With several decades of experience growing cannabis, the two-person team at Kootenay Aeroponic has roots that go deep into the cannabis community in southeastern BC.
Started by Loree LaBoucane and Charles Morrison and licensed in early 2021, Kootenay Aeroponic is a micro cultivator and processor located in Creston, BC, just a few miles north of the US border.
The two partners first met when Morrison was a designated grower under the ACMPR (MMAR?), and LaBoucane was working in a medical dispensary in nearby Kimberley. They ended up opening a medical dispensary, serving the community of Creston for a short time before transitioning into the fully regulated non-medical market in 2018, following legalization.
A renovated former tractor repair and supply shop provided the backdrop for Kootenay Aeroponic’s custom-built growing system. The micro cultivation team first sold products into the BC market through a third-party processor, but after receiving their processing licence in 2023, they pivoted to processing, packaging and shipping their own products through BC’s direct delivery system.
“We’re excited about Direct Delivery,” says LaBoucane, and we’re doing everything we can to let retailers know about our unique, small batch products.” As they now have their micro processing licence, Kootenay Aeroponic will also offer in-house extracts, pending receipt of their concentrates sales licence, something the two-person team is eager to share with consumers.
Located on a major route into Creston, Kootenay Aeroponic is positioned on prime real estate for a farmgate store, LaBoucane says. Although they have big plans for the location, the realities of the market and the cost to apply for a PRS licence have those plans on the back burner for the time being.
It’s not an easy path, she explains, but it’s about their love of the plant and of their community. The micro licence means their operation is small enough that the two of them can handle the majority of the work, but it also has them burning the midnight oil to make it all work. It’s a path she hopes the government, at all levels, can do more to support.
“We’ve been in the community a long time, and do this because it’s what we love. You have to. Chuck and I do everything ourselves. It’s the craft, legacy growers who made the transition that need help if they’re going to succeed. Definitely our industry could use some government assistance. The BCLDB could stop charging the 15% fee on Direct Delivery, and the federal government could reign in the excise tax which could help producers become profitable.”
“For a long time before legalization, cannabis was a major part of the economy in places all around the Kootenays,” she continues. “If those of us who have made this transition can’t make it work, it hurts the whole region. I hope they really understand that the Kootenays has a lot to lose. The region is famous all over the cannabis world! Simply put, it only makes good economic sense.”
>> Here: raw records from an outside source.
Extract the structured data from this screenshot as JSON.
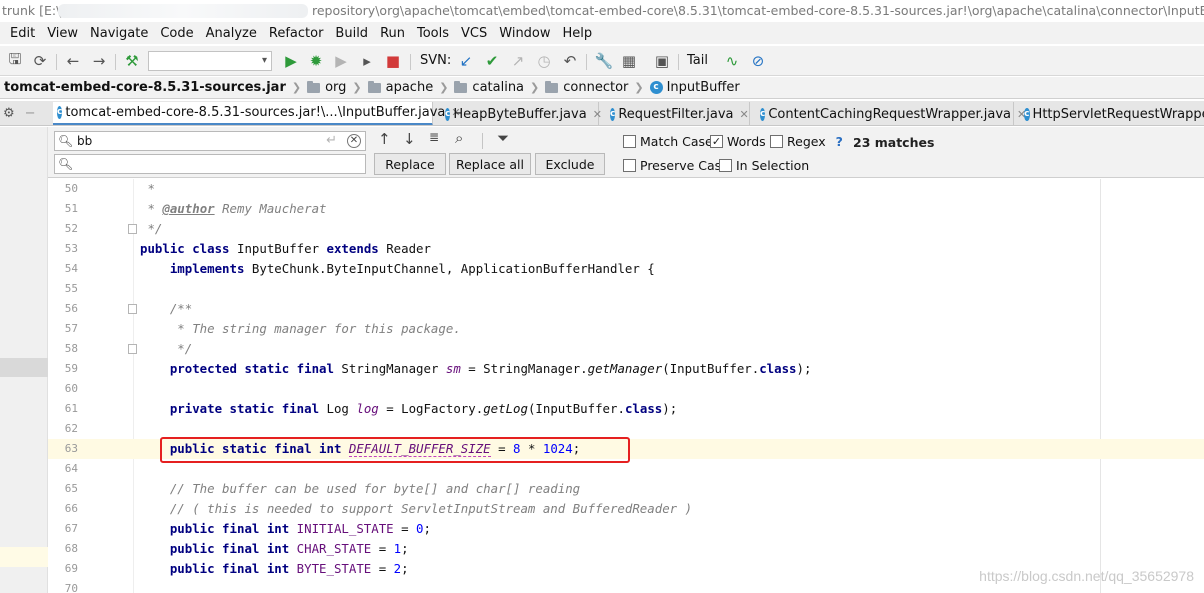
{
  "window": {
    "title_left": "trunk [E:\\j",
    "title_right": "repository\\org\\apache\\tomcat\\embed\\tomcat-embed-core\\8.5.31\\tomcat-embed-core-8.5.31-sources.jar!\\org\\apache\\catalina\\connector\\InputBuffer..."
  },
  "menu": [
    "Edit",
    "View",
    "Navigate",
    "Code",
    "Analyze",
    "Refactor",
    "Build",
    "Run",
    "Tools",
    "VCS",
    "Window",
    "Help"
  ],
  "toolbar": {
    "svn_label": "SVN:",
    "tail_label": "Tail",
    "icons": [
      "save-icon",
      "sync-icon",
      "back-icon",
      "forward-icon",
      "build-hammer-icon",
      "config-dropdown",
      "run-icon",
      "debug-icon",
      "run-coverage-icon",
      "profile-icon",
      "stop-icon",
      "svn-update-icon",
      "svn-commit-icon",
      "svn-compare-icon",
      "svn-history-icon",
      "svn-revert-icon",
      "settings-wrench-icon",
      "project-structure-icon",
      "terminal-icon",
      "tail-icon",
      "activity-monitor-icon",
      "no-entry-icon"
    ]
  },
  "breadcrumb": [
    "tomcat-embed-core-8.5.31-sources.jar",
    "org",
    "apache",
    "catalina",
    "connector",
    "InputBuffer"
  ],
  "tabs": [
    {
      "label": "tomcat-embed-core-8.5.31-sources.jar!\\...\\InputBuffer.java",
      "active": true
    },
    {
      "label": "HeapByteBuffer.java",
      "active": false
    },
    {
      "label": "RequestFilter.java",
      "active": false
    },
    {
      "label": "ContentCachingRequestWrapper.java",
      "active": false
    },
    {
      "label": "HttpServletRequestWrapper",
      "active": false
    }
  ],
  "find": {
    "search_value": "bb",
    "replace_value": "",
    "buttons": {
      "replace": "Replace",
      "replace_all": "Replace all",
      "exclude": "Exclude"
    },
    "options": {
      "match_case": {
        "label": "Match Case",
        "checked": false
      },
      "words": {
        "label": "Words",
        "checked": true
      },
      "regex": {
        "label": "Regex",
        "checked": false,
        "help": "?"
      },
      "preserve_case": {
        "label": "Preserve Case",
        "checked": false
      },
      "in_selection": {
        "label": "In Selection",
        "checked": false
      }
    },
    "matches": "23 matches"
  },
  "editor": {
    "line_numbers": [
      "50",
      "51",
      "52",
      "53",
      "54",
      "55",
      "56",
      "57",
      "58",
      "59",
      "60",
      "61",
      "62",
      "63",
      "64",
      "65",
      "66",
      "67",
      "68",
      "69",
      "70"
    ],
    "lines": {
      "l50": " *",
      "l51_tag": "@author",
      "l51_text": " Remy Maucherat",
      "l52": " */",
      "l53_kw1": "public class",
      "l53_mid": " InputBuffer ",
      "l53_kw2": "extends",
      "l53_end": " Reader",
      "l54_kw": "implements",
      "l54_text": " ByteChunk.ByteInputChannel, ApplicationBufferHandler {",
      "l56": "/**",
      "l57": " * The string manager for this package.",
      "l58": " */",
      "l59_kw": "protected static final",
      "l59_type": " StringManager ",
      "l59_field": "sm",
      "l59_eq": " = StringManager.",
      "l59_method": "getManager",
      "l59_arg": "(InputBuffer.",
      "l59_cls": "class",
      "l59_end": ");",
      "l61_kw": "private static final",
      "l61_type": " Log ",
      "l61_field": "log",
      "l61_eq": " = LogFactory.",
      "l61_method": "getLog",
      "l61_arg": "(InputBuffer.",
      "l61_cls": "class",
      "l61_end": ");",
      "l63_kw": "public static final int",
      "l63_field": "DEFAULT_BUFFER_SIZE",
      "l63_eq": " = ",
      "l63_n1": "8",
      "l63_op": " * ",
      "l63_n2": "1024",
      "l63_end": ";",
      "l65": "// The buffer can be used for byte[] and char[] reading",
      "l66": "// ( this is needed to support ServletInputStream and BufferedReader )",
      "l67_kw": "public final int",
      "l67_field": " INITIAL_STATE",
      "l67_eq": " = ",
      "l67_n": "0",
      "l67_end": ";",
      "l68_kw": "public final int",
      "l68_field": " CHAR_STATE",
      "l68_eq": " = ",
      "l68_n": "1",
      "l68_end": ";",
      "l69_kw": "public final int",
      "l69_field": " BYTE_STATE",
      "l69_eq": " = ",
      "l69_n": "2",
      "l69_end": ";"
    },
    "highlighted_line": "63"
  },
  "watermark": "https://blog.csdn.net/qq_35652978"
}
Still, they remain very positive, making calls and driving to local stores to highlight the products they have available through direct delivery. “It’s been very hard, we all need to work together to create an accountable AND viable industry. We need to make sure we’re supporting local, BC-grown products. We need to make sure we can preserve the legacy of BC Bud.”